Equally, as we will consider in future posts, the theme of buffer zones is far from resolved, resulting in the intervention of the Supreme Court back in 2012 to legally require state governments to ensure that such areas are declared and managed appropriately. While this is a welcome, albeit overdue, development, other impediments remain to ensure that conflicts remain entrenched in areas of tiger habitation. Perhaps one of the most important of these unresolved policy failures surrounds the continuing reluctance of decision makers to provide legal protection for sink regions and their dispersal corridors. More and more tigers confined to a declining habitat base is, on its own, a recipe for disaster. But, add to this a growing stream of landless, marginalised humans inhabiting the same areas and the effects may ultimately prove catastrophic to both humans and wildlife. For too long, we have, somewhat complacently, relied on the resilience of tigers to withstand such pressures but, as recent events prove, this is not necessarily sufficient to stave off their extirpation from some of india’s high profile reserves. Remember Sariska, Panna and, most recently Buxa? Perhaps the small contribution that Tara’s introduction provided in reinvigorating the genetic diversity of Dudhwa’s tigers will prove to be beneficial in this regard, although the reality remains that we need to respond more quickly to threats as and when they appear. Equally, we need to anticipate the emergence of such dangers and to proactively influence their amelioration through the identification and integration of proactive conservation policies.
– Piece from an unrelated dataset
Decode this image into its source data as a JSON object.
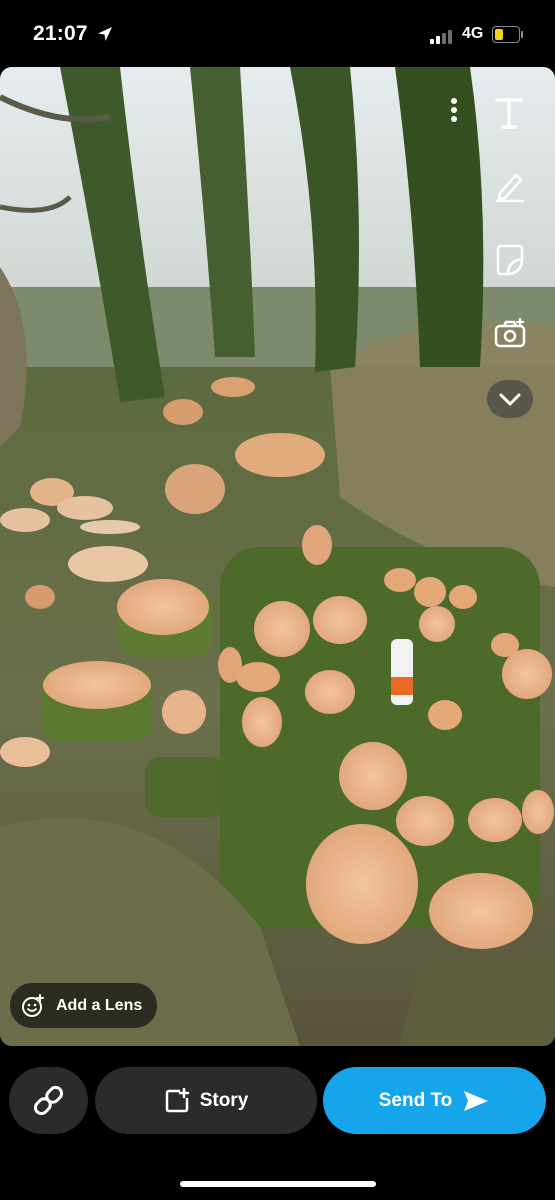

Against all the odds, and thanks to committed individuals like Billy Arjan Singh, Dudhwa’s tigers have survived, but for how long? Perhaps now it now high time to revisit some of his prescriptions, not least in supporting the communities living in and around areas that harbour growing tiger populations. Whatever the pros and cons surrounding the Tara controversy may be, they are largely irrelevant to the ongoing debate, although they have provided us with a useful vehicle with which to discuss the ongoing inertia of forest authorities in responding to emerging challenges. It is evident that tigers need the support and tolerance of their human neighbours if they are to continue to thrive and that this needs to be at the forefront of deliberations by the conservation movement. After all, as the American historian Roderick Nash pointed out, environmental conservation is essentially a ‘full stomach phenomenon’ and, in order to subscribe to efforts to save the tiger, poverty amongst local communities must be eradicated.